** Task directions **
Write the records out again exactly, leaving no images in.

** Dataset rows for apps and sites **
- - - -

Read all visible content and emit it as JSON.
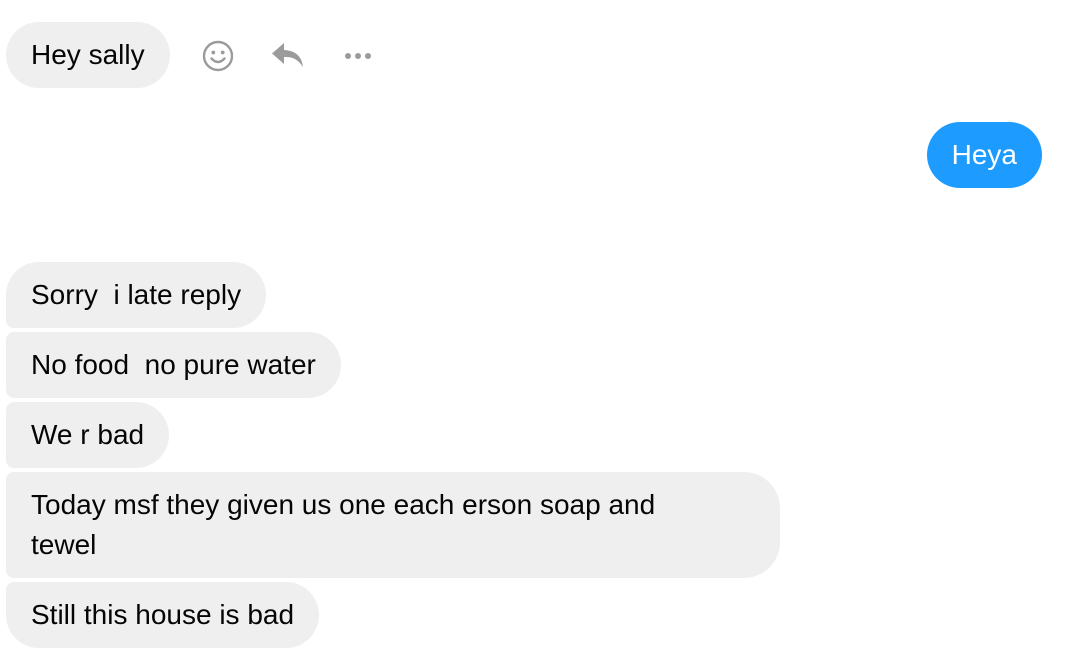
{
  "messages": [
    {
      "direction": "incoming",
      "text": "Hey sally"
    },
    {
      "direction": "outgoing",
      "text": "Heya"
    },
    {
      "direction": "incoming",
      "text": "Sorry  i late reply"
    },
    {
      "direction": "incoming",
      "text": "No food  no pure water"
    },
    {
      "direction": "incoming",
      "text": "We r bad"
    },
    {
      "direction": "incoming",
      "text": "Today msf they given us one each erson soap and\ntewel"
    },
    {
      "direction": "incoming",
      "text": "Still this house is bad"
    }
  ],
  "message_actions": {
    "icons": [
      "smiley-icon",
      "reply-icon",
      "more-icon"
    ]
  },
  "colors": {
    "incoming_bubble": "#efefef",
    "outgoing_bubble": "#1e9bff",
    "incoming_text": "#050505",
    "outgoing_text": "#ffffff",
    "icon": "#9b9b9b"
  }
}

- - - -

** Output for this exercise **
Read all visible content and emit it as JSON.
{
  "messages": [
    {
      "direction": "incoming",
      "text": "Hey sally"
    },
    {
      "direction": "outgoing",
      "text": "Heya"
    },
    {
      "direction": "incoming",
      "text": "Sorry  i late reply"
    },
    {
      "direction": "incoming",
      "text": "No food  no pure water"
    },
    {
      "direction": "incoming",
      "text": "We r bad"
    },
    {
      "direction": "incoming",
      "text": "Today msf they given us one each erson soap and\ntewel"
    },
    {
      "direction": "incoming",
      "text": "Still this house is bad"
    }
  ],
  "message_actions": {
    "icons": [
      "smiley-icon",
      "reply-icon",
      "more-icon"
    ]
  },
  "colors": {
    "incoming_bubble": "#efefef",
    "outgoing_bubble": "#1e9bff",
    "incoming_text": "#050505",
    "outgoing_text": "#ffffff",
    "icon": "#9b9b9b"
  }
}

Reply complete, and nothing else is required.